Aim of the task: Check each line of the records for "screenshot"; collect those that have it.

-=-=-

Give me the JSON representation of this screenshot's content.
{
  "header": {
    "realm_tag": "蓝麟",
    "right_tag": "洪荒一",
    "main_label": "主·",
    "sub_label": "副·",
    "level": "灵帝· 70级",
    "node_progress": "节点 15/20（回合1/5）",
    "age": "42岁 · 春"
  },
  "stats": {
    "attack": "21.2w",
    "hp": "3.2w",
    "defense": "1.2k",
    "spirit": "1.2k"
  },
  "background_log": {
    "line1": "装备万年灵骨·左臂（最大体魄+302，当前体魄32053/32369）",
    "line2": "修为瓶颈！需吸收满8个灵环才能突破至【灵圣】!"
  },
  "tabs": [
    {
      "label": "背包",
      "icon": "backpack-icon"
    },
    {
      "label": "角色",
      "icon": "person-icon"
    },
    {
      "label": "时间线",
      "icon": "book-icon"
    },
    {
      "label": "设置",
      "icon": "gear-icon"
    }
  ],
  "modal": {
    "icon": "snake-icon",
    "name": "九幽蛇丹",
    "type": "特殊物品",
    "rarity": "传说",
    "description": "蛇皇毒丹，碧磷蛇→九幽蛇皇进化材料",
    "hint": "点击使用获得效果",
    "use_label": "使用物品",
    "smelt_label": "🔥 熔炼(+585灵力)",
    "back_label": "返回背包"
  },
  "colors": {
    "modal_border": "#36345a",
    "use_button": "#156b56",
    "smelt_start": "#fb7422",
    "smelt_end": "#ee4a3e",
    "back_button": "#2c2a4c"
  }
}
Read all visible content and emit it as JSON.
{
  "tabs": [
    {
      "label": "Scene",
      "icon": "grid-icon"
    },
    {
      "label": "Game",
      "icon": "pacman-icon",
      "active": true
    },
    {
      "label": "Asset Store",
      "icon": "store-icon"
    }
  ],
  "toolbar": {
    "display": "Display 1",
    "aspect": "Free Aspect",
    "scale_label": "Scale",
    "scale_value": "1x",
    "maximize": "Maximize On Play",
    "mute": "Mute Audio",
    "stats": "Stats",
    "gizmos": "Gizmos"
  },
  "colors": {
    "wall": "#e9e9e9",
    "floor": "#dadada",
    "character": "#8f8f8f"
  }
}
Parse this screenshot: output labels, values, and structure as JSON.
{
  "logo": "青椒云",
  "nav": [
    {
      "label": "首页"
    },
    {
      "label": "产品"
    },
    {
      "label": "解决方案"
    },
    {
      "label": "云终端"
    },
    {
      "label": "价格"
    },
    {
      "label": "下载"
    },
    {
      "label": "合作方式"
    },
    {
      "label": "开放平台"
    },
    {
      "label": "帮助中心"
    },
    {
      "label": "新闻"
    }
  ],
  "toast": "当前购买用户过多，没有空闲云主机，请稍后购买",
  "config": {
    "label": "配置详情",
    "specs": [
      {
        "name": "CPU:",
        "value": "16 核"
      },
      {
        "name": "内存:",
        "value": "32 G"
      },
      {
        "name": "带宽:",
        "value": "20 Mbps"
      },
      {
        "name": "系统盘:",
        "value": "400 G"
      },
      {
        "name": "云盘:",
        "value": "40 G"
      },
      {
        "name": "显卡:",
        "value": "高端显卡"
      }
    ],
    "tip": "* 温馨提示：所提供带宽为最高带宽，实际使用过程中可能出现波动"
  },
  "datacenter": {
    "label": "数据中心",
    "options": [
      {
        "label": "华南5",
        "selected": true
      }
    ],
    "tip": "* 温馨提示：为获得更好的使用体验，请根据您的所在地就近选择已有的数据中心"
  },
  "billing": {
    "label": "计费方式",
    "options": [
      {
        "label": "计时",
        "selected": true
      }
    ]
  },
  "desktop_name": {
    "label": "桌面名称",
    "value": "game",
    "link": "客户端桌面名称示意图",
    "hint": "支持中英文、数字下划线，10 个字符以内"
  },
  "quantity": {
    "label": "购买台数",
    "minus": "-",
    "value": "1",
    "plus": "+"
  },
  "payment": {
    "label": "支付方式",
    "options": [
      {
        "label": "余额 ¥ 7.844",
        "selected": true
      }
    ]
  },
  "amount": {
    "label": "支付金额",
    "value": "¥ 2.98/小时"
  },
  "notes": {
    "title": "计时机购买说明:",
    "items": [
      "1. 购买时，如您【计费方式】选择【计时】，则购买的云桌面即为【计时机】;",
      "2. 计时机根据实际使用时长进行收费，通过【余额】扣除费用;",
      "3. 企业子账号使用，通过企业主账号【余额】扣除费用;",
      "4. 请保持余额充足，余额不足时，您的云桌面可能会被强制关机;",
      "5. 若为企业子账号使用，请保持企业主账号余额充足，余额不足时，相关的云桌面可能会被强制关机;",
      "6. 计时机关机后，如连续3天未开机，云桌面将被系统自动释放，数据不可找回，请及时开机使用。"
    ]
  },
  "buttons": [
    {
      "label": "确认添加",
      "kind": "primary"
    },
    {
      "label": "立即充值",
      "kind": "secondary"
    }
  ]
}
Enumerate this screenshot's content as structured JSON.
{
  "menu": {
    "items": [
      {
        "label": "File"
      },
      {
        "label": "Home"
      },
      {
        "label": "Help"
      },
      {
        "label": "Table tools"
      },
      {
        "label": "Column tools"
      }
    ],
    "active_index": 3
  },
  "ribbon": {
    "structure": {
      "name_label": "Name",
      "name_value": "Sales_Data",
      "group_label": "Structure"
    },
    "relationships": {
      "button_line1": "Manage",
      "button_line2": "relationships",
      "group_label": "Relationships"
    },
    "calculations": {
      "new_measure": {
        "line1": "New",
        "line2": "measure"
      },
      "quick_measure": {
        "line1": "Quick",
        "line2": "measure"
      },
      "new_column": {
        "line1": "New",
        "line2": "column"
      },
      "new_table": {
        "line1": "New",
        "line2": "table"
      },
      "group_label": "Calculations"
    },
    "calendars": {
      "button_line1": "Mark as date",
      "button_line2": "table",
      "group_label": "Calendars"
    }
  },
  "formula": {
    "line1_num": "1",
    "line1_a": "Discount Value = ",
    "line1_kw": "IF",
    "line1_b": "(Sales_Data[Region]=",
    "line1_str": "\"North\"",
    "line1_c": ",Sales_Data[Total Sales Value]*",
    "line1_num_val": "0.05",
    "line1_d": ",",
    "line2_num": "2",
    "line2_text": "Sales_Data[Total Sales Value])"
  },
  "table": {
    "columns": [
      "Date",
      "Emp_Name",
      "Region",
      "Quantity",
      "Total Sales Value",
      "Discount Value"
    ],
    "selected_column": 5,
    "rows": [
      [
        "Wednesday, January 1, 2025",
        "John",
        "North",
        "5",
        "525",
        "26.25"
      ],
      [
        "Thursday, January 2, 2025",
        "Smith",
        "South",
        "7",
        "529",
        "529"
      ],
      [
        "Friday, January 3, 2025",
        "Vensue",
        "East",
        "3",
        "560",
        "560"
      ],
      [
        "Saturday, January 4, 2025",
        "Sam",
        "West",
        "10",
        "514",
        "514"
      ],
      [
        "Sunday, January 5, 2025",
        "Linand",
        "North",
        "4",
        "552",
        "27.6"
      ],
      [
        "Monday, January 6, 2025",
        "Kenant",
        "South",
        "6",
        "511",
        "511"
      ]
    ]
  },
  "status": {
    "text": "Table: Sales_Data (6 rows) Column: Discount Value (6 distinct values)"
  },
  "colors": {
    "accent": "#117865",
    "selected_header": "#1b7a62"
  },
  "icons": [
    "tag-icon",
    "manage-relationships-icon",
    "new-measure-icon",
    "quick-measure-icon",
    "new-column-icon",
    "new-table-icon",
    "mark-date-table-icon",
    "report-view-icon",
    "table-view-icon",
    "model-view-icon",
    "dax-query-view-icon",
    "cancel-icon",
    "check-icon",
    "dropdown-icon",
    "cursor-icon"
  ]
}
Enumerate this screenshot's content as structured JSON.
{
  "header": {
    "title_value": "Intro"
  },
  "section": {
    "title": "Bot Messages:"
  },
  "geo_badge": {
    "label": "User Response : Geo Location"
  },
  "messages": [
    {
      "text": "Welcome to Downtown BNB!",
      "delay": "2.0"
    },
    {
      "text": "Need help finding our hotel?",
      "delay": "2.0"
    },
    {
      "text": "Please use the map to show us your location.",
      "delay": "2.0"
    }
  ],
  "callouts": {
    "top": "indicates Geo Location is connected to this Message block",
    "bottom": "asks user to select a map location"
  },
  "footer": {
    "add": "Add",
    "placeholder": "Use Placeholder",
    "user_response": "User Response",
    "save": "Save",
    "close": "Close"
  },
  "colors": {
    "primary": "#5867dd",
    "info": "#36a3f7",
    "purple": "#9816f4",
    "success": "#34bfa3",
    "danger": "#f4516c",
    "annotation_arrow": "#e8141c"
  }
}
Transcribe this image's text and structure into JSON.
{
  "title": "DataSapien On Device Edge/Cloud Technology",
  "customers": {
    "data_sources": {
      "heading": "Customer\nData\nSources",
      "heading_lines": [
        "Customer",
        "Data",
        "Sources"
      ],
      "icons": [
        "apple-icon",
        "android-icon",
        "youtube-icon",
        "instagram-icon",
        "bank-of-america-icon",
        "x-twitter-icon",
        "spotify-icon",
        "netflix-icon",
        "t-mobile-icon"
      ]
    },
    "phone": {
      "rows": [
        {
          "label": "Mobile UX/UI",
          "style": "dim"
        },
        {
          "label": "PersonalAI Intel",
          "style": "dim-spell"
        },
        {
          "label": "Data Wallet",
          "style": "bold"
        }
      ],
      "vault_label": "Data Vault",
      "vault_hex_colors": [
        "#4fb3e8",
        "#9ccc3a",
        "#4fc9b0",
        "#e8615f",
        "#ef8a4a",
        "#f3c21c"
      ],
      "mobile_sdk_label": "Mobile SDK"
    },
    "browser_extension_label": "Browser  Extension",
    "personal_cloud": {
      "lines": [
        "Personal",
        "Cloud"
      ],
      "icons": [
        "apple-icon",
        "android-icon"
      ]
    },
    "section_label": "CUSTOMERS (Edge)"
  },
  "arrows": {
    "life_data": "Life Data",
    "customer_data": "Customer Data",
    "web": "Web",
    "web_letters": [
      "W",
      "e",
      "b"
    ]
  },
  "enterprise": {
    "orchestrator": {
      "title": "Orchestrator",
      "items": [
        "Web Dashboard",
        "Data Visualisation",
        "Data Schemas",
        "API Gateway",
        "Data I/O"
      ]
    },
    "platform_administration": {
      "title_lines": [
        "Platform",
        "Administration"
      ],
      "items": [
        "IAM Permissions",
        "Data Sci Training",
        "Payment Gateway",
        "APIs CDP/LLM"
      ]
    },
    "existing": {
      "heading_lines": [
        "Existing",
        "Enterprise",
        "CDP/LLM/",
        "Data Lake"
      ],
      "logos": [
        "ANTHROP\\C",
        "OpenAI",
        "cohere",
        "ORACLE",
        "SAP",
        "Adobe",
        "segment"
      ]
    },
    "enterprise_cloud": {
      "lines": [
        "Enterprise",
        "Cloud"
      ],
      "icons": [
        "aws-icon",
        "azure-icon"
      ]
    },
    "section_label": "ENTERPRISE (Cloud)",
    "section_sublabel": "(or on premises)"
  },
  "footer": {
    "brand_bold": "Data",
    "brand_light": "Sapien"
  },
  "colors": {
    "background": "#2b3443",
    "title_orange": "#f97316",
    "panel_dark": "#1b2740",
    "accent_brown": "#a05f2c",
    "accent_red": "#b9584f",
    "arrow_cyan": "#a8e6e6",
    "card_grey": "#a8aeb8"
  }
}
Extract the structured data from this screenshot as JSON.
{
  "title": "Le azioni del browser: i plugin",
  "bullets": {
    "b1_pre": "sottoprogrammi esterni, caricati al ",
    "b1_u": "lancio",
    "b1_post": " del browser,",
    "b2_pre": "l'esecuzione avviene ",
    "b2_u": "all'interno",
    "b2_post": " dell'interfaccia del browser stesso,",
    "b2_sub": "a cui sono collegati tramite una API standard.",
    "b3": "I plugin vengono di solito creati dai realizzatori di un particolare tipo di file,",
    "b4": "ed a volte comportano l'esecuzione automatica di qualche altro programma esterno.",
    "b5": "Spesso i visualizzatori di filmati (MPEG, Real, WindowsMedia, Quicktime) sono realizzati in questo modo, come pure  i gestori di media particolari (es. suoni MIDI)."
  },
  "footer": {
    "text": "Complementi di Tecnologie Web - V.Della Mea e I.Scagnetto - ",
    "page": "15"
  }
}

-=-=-

Exercise response:
Give me the JSON representation of this screenshot's content.
Parse this screenshot: output labels, values, and structure as JSON.
Enumerate this screenshot's content as structured JSON.
Enumerate this screenshot's content as structured JSON.
Extract the structured data from this screenshot as JSON.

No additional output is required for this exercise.